Page and application data records:
--------------------

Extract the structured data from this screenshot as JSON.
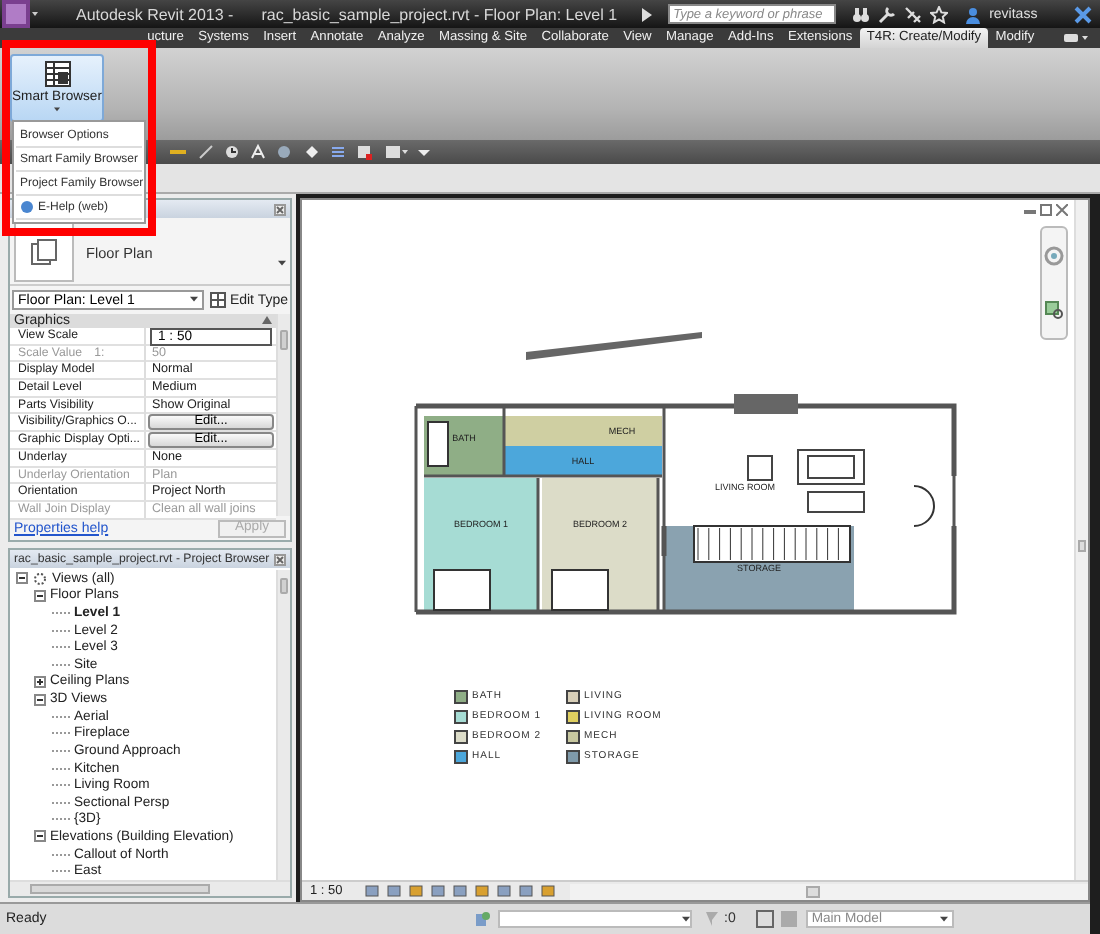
{
  "window": {
    "app_title": "Autodesk Revit 2013 -",
    "document_title": "rac_basic_sample_project.rvt - Floor Plan: Level 1"
  },
  "search": {
    "placeholder": "Type a keyword or phrase"
  },
  "user": {
    "name": "revitass"
  },
  "ribbon_tabs": [
    {
      "label": "ucture",
      "selected": false
    },
    {
      "label": "Systems",
      "selected": false
    },
    {
      "label": "Insert",
      "selected": false
    },
    {
      "label": "Annotate",
      "selected": false
    },
    {
      "label": "Analyze",
      "selected": false
    },
    {
      "label": "Massing & Site",
      "selected": false
    },
    {
      "label": "Collaborate",
      "selected": false
    },
    {
      "label": "View",
      "selected": false
    },
    {
      "label": "Manage",
      "selected": false
    },
    {
      "label": "Add-Ins",
      "selected": false
    },
    {
      "label": "Extensions",
      "selected": false
    },
    {
      "label": "T4R: Create/Modify",
      "selected": true
    },
    {
      "label": "Modify",
      "selected": false
    }
  ],
  "smart_browser": {
    "label": "Smart Browser",
    "menu": [
      {
        "label": "Browser Options",
        "kind": "plain"
      },
      {
        "label": "Smart Family Browser",
        "kind": "plain"
      },
      {
        "label": "Project Family Browser",
        "kind": "plain"
      },
      {
        "label": "E-Help (web)",
        "kind": "help"
      }
    ]
  },
  "properties": {
    "type_name": "Floor Plan",
    "view_selector": "Floor Plan: Level 1",
    "edit_type": "Edit Type",
    "section": "Graphics",
    "rows": [
      {
        "name": "View Scale",
        "value": "1 : 50",
        "kind": "field",
        "disabled": false
      },
      {
        "name": "Scale Value",
        "unit": "1:",
        "value": "50",
        "kind": "text",
        "disabled": true
      },
      {
        "name": "Display Model",
        "value": "Normal",
        "kind": "text",
        "disabled": false
      },
      {
        "name": "Detail Level",
        "value": "Medium",
        "kind": "text",
        "disabled": false
      },
      {
        "name": "Parts Visibility",
        "value": "Show Original",
        "kind": "text",
        "disabled": false
      },
      {
        "name": "Visibility/Graphics O...",
        "value": "Edit...",
        "kind": "button",
        "disabled": false
      },
      {
        "name": "Graphic Display Opti...",
        "value": "Edit...",
        "kind": "button",
        "disabled": false
      },
      {
        "name": "Underlay",
        "value": "None",
        "kind": "text",
        "disabled": false
      },
      {
        "name": "Underlay Orientation",
        "value": "Plan",
        "kind": "text",
        "disabled": true
      },
      {
        "name": "Orientation",
        "value": "Project North",
        "kind": "text",
        "disabled": false
      },
      {
        "name": "Wall Join Display",
        "value": "Clean all wall joins",
        "kind": "text",
        "disabled": true
      }
    ],
    "help_link": "Properties help",
    "apply": {
      "label": "Apply",
      "disabled": true
    }
  },
  "project_browser": {
    "title": "rac_basic_sample_project.rvt - Project Browser",
    "tree": [
      {
        "label": "Views (all)",
        "expanded": true,
        "selected": false,
        "children": [
          {
            "label": "Floor Plans",
            "expanded": true,
            "selected": false,
            "children": [
              {
                "label": "Level 1",
                "selected": true
              },
              {
                "label": "Level 2",
                "selected": false
              },
              {
                "label": "Level 3",
                "selected": false
              },
              {
                "label": "Site",
                "selected": false
              }
            ]
          },
          {
            "label": "Ceiling Plans",
            "expanded": false,
            "selected": false
          },
          {
            "label": "3D Views",
            "expanded": true,
            "selected": false,
            "children": [
              {
                "label": "Aerial",
                "selected": false
              },
              {
                "label": "Fireplace",
                "selected": false
              },
              {
                "label": "Ground Approach",
                "selected": false
              },
              {
                "label": "Kitchen",
                "selected": false
              },
              {
                "label": "Living Room",
                "selected": false
              },
              {
                "label": "Sectional Persp",
                "selected": false
              },
              {
                "label": "{3D}",
                "selected": false
              }
            ]
          },
          {
            "label": "Elevations (Building Elevation)",
            "expanded": true,
            "selected": false,
            "children": [
              {
                "label": "Callout of North",
                "selected": false
              },
              {
                "label": "East",
                "selected": false
              }
            ]
          }
        ]
      }
    ]
  },
  "floor_plan": {
    "rooms": [
      {
        "label": "BATH",
        "color": "#8fae86"
      },
      {
        "label": "MECH",
        "color": "#cfcfa2"
      },
      {
        "label": "HALL",
        "color": "#4ca7db"
      },
      {
        "label": "LIVING ROOM",
        "color": "#ffffff"
      },
      {
        "label": "BEDROOM 1",
        "color": "#a6dcd4"
      },
      {
        "label": "BEDROOM 2",
        "color": "#dcdcc8"
      },
      {
        "label": "STORAGE",
        "color": "#8aa2b0"
      }
    ]
  },
  "legend": [
    {
      "label": "BATH",
      "color": "#8fae86"
    },
    {
      "label": "BEDROOM 1",
      "color": "#a6dcd4"
    },
    {
      "label": "BEDROOM 2",
      "color": "#dcdcc8"
    },
    {
      "label": "HALL",
      "color": "#4ca7db"
    },
    {
      "label": "LIVING",
      "color": "#d8cfb8"
    },
    {
      "label": "LIVING ROOM",
      "color": "#e0d060"
    },
    {
      "label": "MECH",
      "color": "#c8c8a0"
    },
    {
      "label": "STORAGE",
      "color": "#7f9aaa"
    }
  ],
  "view_bar": {
    "scale": "1 : 50"
  },
  "status_bar": {
    "text": "Ready",
    "count": ":0",
    "model": "Main Model"
  }
}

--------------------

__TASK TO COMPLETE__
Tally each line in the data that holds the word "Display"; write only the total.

__REPLY TO THE EXERCISE__
3